— TASK TO CARRY OUT —
Going through the data, count each line that has the word "JSON". Reply with the total and nothing more.

— WORKING DATA —
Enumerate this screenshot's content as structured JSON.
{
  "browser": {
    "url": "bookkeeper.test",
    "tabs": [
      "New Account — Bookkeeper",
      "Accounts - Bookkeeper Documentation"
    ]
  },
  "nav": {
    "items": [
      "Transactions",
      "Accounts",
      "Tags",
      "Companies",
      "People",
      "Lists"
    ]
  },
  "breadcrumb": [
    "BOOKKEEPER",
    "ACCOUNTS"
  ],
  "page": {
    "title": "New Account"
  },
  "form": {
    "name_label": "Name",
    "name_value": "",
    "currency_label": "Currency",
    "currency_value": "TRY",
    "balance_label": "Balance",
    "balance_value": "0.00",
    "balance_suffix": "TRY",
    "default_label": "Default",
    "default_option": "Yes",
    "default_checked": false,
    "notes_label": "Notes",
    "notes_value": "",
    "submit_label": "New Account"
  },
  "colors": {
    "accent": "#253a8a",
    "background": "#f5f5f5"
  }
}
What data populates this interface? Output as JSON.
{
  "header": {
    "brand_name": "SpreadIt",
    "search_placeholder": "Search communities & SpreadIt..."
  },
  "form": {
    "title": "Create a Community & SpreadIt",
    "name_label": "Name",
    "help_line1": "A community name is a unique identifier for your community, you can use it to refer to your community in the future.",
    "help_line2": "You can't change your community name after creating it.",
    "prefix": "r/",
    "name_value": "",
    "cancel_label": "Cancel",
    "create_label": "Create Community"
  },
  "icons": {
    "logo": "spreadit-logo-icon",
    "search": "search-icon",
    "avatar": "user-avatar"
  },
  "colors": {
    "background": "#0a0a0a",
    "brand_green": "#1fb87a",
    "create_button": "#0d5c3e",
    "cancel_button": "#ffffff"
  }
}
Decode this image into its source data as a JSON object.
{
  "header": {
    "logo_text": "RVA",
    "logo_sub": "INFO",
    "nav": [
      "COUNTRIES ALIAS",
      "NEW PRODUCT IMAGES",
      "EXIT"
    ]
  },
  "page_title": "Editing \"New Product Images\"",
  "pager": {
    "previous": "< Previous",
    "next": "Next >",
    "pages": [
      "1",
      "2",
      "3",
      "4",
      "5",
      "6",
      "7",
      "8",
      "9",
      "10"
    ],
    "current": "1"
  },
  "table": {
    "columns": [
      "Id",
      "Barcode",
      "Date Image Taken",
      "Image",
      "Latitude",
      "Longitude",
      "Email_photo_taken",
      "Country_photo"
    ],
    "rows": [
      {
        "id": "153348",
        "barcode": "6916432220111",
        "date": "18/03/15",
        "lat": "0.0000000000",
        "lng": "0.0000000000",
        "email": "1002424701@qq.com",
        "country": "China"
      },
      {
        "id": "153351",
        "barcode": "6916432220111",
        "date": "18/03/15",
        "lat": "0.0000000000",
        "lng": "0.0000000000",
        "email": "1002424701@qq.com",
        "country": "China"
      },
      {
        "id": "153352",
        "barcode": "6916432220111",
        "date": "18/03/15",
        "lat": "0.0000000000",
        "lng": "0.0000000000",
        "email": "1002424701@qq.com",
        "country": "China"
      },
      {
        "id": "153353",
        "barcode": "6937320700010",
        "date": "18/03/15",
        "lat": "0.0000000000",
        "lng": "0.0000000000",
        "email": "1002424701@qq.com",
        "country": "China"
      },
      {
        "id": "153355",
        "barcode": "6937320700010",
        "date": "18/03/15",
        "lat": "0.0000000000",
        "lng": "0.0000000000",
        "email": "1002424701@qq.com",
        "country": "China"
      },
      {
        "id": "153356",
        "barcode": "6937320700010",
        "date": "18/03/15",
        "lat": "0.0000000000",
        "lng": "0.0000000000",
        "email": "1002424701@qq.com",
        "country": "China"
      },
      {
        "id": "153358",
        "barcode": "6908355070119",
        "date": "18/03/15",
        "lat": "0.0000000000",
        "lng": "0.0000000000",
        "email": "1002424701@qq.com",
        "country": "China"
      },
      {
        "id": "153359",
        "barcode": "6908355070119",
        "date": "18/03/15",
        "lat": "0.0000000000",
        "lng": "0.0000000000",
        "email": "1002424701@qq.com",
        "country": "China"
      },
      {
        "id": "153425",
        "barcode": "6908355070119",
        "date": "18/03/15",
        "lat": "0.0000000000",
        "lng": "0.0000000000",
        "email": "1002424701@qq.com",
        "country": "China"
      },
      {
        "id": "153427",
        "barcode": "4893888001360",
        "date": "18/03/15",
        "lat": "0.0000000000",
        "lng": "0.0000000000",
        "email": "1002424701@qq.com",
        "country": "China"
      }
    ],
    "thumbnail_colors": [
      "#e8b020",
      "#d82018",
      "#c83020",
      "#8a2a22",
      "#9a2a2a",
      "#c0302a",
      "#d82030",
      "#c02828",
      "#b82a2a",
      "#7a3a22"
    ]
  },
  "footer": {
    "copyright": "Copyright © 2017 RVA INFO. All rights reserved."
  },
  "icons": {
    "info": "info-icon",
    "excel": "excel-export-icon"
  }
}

— REPLY —
3